This year, thousands of students have taken their college classes from their childhood bedrooms. While many complain of monotony, turning cameras on and unmuting microphones, some international students are taking classes in the middle of the night because of a time difference. This is the reality of their remote semester.
Taking online classes as an international student means losing simple interactions between professors and peers. Some watch recorded lectures, while others wake up at the crack of dawn because their professor won’t allow them to watch a recorded lecture. Group projects are a struggle because international students need to find unfavorable times to meet with peers who live on Eastern time. It’s lonely to be an international student right now, prompting some to take a leave of absence, but professors could do more to make them feel like they’re getting something out of their education.
Faculty must find new ways to accommodate international students as we approach another online semester. If not, we risk losing this population of students who are integral to the University community, or at least leave a sour taste in their mouth when this pandemic is finally over.
Professors can start by adjusting participation requirements. One issue I’ve heard from international students is that they are required to participate in synchronous classes even with a time difference that has them up at 4 a.m. Participation does not just come through in-class unmuting and discussion, but also in discussion posts, blogs and more options outside of class. Faculty could require international students to make up for the time lost in class by completing a blog post outside of class or merely trusting that they will watch the recorded class lecture.
If anyone has questions about the recorded lecture, professors could set up office hours to be specifically used by international students. These office hours would ensure they can still lean on their professors for questions, rather than feel left in the dark because they were unable to attend class at the designated time. Faculty essentially need to show up for international students, even if it may take more effort.

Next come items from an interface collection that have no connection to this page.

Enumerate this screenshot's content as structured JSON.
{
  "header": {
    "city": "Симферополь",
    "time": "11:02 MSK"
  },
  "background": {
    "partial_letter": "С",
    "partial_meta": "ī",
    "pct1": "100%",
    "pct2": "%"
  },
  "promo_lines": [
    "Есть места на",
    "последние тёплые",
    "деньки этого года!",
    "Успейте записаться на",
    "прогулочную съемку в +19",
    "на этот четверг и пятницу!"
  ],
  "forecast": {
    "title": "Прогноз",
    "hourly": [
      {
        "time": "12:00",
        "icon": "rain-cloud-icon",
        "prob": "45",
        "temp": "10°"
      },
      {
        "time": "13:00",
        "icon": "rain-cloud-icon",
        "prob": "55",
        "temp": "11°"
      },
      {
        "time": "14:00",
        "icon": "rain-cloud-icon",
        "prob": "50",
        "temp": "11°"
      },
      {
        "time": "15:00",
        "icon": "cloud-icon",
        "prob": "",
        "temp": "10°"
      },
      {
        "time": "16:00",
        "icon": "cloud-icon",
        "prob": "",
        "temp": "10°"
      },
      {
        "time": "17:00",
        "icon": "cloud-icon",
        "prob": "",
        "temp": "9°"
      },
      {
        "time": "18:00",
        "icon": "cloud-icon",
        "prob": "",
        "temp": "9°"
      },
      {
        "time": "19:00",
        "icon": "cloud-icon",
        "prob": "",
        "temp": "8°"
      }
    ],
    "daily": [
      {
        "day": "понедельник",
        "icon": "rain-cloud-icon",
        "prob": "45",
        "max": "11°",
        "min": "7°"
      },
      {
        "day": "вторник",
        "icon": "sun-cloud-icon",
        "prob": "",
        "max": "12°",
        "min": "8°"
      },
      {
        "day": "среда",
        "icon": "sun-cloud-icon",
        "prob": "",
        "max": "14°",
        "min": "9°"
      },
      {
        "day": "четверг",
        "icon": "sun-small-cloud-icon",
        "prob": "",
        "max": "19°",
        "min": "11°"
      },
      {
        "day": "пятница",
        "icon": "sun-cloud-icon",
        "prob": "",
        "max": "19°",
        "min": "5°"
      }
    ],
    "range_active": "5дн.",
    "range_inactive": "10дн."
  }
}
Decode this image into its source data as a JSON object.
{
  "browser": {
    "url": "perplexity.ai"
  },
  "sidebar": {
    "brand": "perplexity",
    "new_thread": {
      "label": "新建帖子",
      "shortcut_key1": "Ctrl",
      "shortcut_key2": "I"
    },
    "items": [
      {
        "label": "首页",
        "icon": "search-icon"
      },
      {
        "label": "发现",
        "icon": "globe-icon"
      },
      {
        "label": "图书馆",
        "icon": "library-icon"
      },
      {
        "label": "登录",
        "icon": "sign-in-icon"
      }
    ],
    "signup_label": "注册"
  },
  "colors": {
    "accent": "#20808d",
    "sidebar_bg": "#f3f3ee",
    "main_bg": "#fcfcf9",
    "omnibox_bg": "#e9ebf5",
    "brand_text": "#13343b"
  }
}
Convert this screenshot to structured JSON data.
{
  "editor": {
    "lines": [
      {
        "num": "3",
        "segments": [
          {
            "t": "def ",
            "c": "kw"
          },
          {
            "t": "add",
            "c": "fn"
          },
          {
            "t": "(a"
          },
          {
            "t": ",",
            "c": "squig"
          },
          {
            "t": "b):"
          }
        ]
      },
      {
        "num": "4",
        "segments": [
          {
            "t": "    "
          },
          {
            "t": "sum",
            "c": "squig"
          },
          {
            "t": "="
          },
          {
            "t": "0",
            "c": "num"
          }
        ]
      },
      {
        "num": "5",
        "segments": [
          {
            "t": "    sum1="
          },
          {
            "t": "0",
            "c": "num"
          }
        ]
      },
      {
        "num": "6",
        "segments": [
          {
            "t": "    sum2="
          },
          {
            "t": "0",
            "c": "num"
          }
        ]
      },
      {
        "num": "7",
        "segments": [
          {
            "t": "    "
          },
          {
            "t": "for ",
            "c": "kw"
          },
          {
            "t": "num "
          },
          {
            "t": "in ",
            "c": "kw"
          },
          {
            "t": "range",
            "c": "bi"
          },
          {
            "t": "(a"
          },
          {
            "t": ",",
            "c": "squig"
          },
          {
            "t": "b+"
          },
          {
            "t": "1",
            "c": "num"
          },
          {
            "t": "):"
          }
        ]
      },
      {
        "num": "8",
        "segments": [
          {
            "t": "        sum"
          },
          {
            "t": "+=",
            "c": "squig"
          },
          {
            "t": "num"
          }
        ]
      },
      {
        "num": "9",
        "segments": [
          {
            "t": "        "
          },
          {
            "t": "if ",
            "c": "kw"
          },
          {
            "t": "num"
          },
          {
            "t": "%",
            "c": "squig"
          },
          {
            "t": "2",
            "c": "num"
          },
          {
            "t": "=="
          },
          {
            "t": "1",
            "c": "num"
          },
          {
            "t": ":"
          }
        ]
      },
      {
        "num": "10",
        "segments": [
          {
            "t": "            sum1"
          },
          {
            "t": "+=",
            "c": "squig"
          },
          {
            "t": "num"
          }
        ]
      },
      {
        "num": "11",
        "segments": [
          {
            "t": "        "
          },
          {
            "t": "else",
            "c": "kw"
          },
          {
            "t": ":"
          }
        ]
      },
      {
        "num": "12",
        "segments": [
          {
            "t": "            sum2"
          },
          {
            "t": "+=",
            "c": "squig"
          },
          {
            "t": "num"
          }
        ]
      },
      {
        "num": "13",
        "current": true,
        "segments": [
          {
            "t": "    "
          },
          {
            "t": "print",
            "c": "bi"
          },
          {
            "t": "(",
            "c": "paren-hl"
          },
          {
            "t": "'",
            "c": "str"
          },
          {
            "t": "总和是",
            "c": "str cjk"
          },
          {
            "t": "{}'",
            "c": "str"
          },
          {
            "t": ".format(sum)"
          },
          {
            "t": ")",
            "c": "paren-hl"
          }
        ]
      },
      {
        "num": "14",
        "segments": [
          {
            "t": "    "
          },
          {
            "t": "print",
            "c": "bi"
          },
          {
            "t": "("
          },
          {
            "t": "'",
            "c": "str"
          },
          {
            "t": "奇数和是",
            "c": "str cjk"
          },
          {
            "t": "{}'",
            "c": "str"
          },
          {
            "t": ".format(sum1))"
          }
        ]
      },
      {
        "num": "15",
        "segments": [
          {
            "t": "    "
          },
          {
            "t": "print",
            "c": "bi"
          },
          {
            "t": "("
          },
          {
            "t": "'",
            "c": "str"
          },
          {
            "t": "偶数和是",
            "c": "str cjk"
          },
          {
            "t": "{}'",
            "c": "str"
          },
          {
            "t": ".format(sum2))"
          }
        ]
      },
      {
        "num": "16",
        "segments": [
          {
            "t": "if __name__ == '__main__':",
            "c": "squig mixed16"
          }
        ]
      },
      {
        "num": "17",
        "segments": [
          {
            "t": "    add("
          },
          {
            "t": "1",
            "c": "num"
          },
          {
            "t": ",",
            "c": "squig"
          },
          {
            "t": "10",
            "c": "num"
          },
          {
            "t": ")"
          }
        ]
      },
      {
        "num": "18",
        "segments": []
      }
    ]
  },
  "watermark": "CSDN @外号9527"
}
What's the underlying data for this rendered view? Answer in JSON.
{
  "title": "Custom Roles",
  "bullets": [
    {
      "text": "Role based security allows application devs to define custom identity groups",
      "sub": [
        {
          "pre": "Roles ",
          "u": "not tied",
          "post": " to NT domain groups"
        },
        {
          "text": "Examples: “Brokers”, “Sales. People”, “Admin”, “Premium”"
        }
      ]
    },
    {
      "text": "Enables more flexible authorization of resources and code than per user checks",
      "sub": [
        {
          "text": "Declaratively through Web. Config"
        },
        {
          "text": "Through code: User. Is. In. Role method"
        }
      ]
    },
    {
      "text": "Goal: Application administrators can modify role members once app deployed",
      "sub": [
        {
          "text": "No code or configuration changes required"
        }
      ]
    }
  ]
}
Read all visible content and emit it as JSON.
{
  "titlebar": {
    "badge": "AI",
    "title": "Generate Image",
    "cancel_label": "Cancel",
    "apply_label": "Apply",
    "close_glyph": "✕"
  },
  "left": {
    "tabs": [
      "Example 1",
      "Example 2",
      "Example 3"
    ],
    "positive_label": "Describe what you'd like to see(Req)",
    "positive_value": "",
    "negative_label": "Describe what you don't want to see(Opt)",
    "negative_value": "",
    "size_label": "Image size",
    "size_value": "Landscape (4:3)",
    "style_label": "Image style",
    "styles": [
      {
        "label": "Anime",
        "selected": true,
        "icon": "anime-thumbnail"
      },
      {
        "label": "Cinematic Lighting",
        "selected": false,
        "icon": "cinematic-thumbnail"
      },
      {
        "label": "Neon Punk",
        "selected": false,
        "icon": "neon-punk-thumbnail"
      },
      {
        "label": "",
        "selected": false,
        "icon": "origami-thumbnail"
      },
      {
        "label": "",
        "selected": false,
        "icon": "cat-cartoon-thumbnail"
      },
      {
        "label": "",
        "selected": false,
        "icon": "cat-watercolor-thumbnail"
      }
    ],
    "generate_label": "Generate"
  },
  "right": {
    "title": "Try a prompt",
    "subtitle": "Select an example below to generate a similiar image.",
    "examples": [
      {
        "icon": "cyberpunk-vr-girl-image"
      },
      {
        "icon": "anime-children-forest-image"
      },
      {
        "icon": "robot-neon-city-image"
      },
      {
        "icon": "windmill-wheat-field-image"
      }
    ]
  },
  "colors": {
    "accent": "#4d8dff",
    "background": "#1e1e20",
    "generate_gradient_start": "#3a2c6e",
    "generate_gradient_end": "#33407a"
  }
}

Time differences also prevent international students from actively contributing to class discussions or group projects. Students working on Eastern time might be able to set up a study session or group project meeting with ease, but not everyone can say the same. Faculty could replace group projects for international students with individual assignments, or they could cluster those in similar time zones in the same groups. That change would ensure students can coordinate their schedules without worrying where they are in the world. On top of that, it would greatly help protect the stress levels of students who are already struggling during this pandemic.
Aside from the time difference, one of the biggest challenges international students face is the decision of whether to return to campus or stay with family. International students are all but forgotten by officials during this pandemic. Everyone is suffering, yet for the record number of international students from the 2018-2019 school year, the difficulty is magnified. With GW’s limited housing, international students have to find D.C. housing or find flights home to see their families. If they do choose a flight to D.C., they are risking not seeing their families for a long time. And if they choose home, they’re stuck with unfavorable time differences. Professors can’t do much to help them in this regard, but they need to at least understand that international students only have so much control over where they live while taking classes.
Professors essentially need to be cognizant of the tricky situation international students are facing. They need to touch base with their international students and ask them if they need help, even if they don’t reach out themselves. We’re all hurting from this pandemic in different ways, but we cannot forget about the populations of students who need an extra hand to help them navigate a semester of online learning that none of us signed up for.
Allyson Bonhaus, a sophomore majoring in history, is an opinions writer.